| Tue Sep. 1, 2009 5:08 PM EDT

When State Department spokesman Ian Kelly woke up this morning, he may have been anticipating some tough queries from reporters. But he probably wasn't expecting to field questions about US embassy guards in Kabul engaging in what the Project on Government Oversight has described as "deviant hazing and humiliation," acts that allegedly included "peeing on people, eating potato chips out of ass cracks, vodka shots out of ass cracks."

"These are very serious allegations and we are treating them that way," Kelly told reporters at a briefing this afternoon, after POGO sent a letter to Secretary of State Hillary Clinton detailing a host of charges relating to ArmorGroup's $189 million contract to provide security for the US embassy in Kabul. Kelly said Clinton had been informed of the allegations and noted that the matter had been referred to the State Department's Inspector General. Kelly added that the State Department has "zero tolerance for the type of conduct that is alleged in these documents."

A Big Gulp of Human Fat

| Tue Sep. 1, 2009 5:04 PM EDT

We all know New York City takes a hard line against the fast food industry and its role in the obesity epidemic.

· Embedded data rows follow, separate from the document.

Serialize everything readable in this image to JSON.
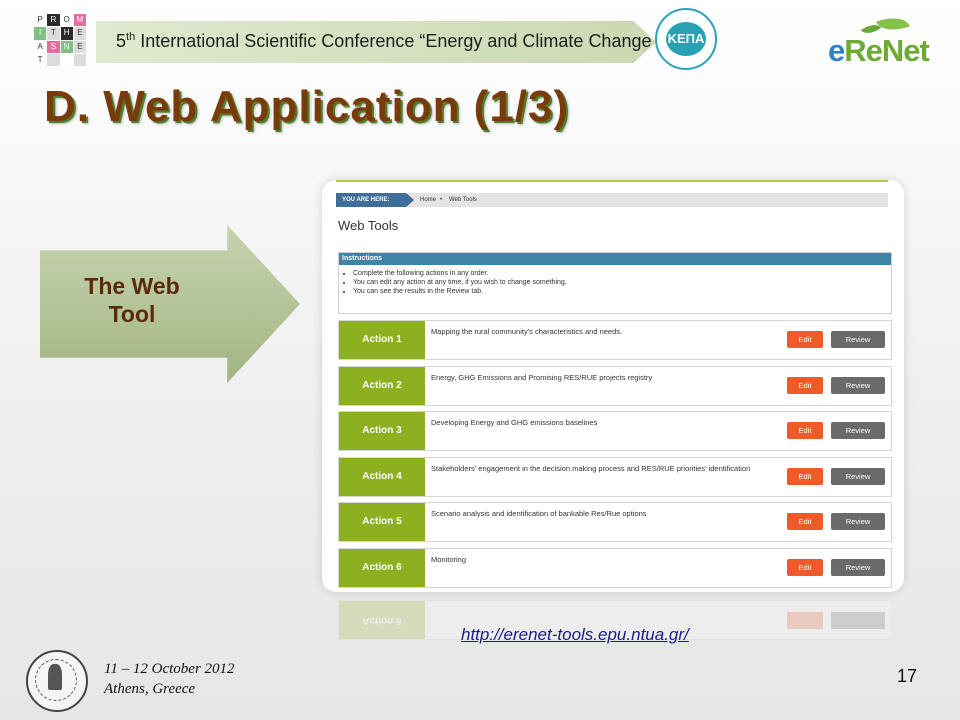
{
  "header": {
    "prometheas_letters": [
      "P",
      "R",
      "O",
      "M",
      "I",
      "T",
      "H",
      "E",
      "A",
      "S",
      "N",
      "E",
      "T",
      "",
      "",
      ""
    ],
    "conference_ordinal": "5",
    "conference_ordinal_sup": "th",
    "conference_title": " International Scientific Conference “Energy and Climate Change”",
    "kepa_logo": "ΚΕΠΑ",
    "erenet_logo_part1": "e",
    "erenet_logo_part2": "ReNet"
  },
  "slide": {
    "title": "D. Web Application (1/3)",
    "arrow_label_line1": "The Web",
    "arrow_label_line2": "Tool"
  },
  "webtool": {
    "you_are_here": "YOU ARE HERE:",
    "crumb_home": "Home",
    "crumb_sep": "•",
    "crumb_current": "Web Tools",
    "page_title": "Web Tools",
    "instructions_header": "Instructions",
    "instructions": [
      "Complete the following actions in any order.",
      "You can edit any action at any time, if you wish to change something.",
      "You can see the results in the Review tab."
    ],
    "edit_label": "Edit",
    "review_label": "Review",
    "actions": [
      {
        "label": "Action 1",
        "desc": "Mapping the rural community's characteristics and needs."
      },
      {
        "label": "Action 2",
        "desc": "Energy, GHG Emissions and Promising RES/RUE projects registry"
      },
      {
        "label": "Action 3",
        "desc": "Developing Energy and GHG emissions baselines"
      },
      {
        "label": "Action 4",
        "desc": "Stakeholders' engagement in the decision making process and RES/RUE priorities' identification"
      },
      {
        "label": "Action 5",
        "desc": "Scenario analysis and identification of bankable Res/Rue options"
      },
      {
        "label": "Action 6",
        "desc": "Monitoring"
      }
    ]
  },
  "url": "http://erenet-tools.epu.ntua.gr/",
  "footer": {
    "date_line1": "11 – 12 October 2012",
    "date_line2": "Athens, Greece",
    "page_number": "17"
  },
  "colors": {
    "action_green": "#8db021",
    "edit_orange": "#f05a28",
    "review_gray": "#6a6a6a",
    "instructions_blue": "#3f83a6",
    "title_brown": "#7a3b0c"
  }
}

Last year, the city mandated that chain eateries with more than 10 outlets in NYC would be required to display calorie information next to the price of every item, a move that other cities have been copying like the answers to a pop quiz. With one victory under its belt, the city's Department of Health and Mental Hygiene has set its sights on a new opponent: soft drinks.

On Monday, the city debuted a truly repulsive-looking $367,000 ad campaign depicting a bottle of cola being poured into a glass of human fat. Sound disgusting? Then don't click here.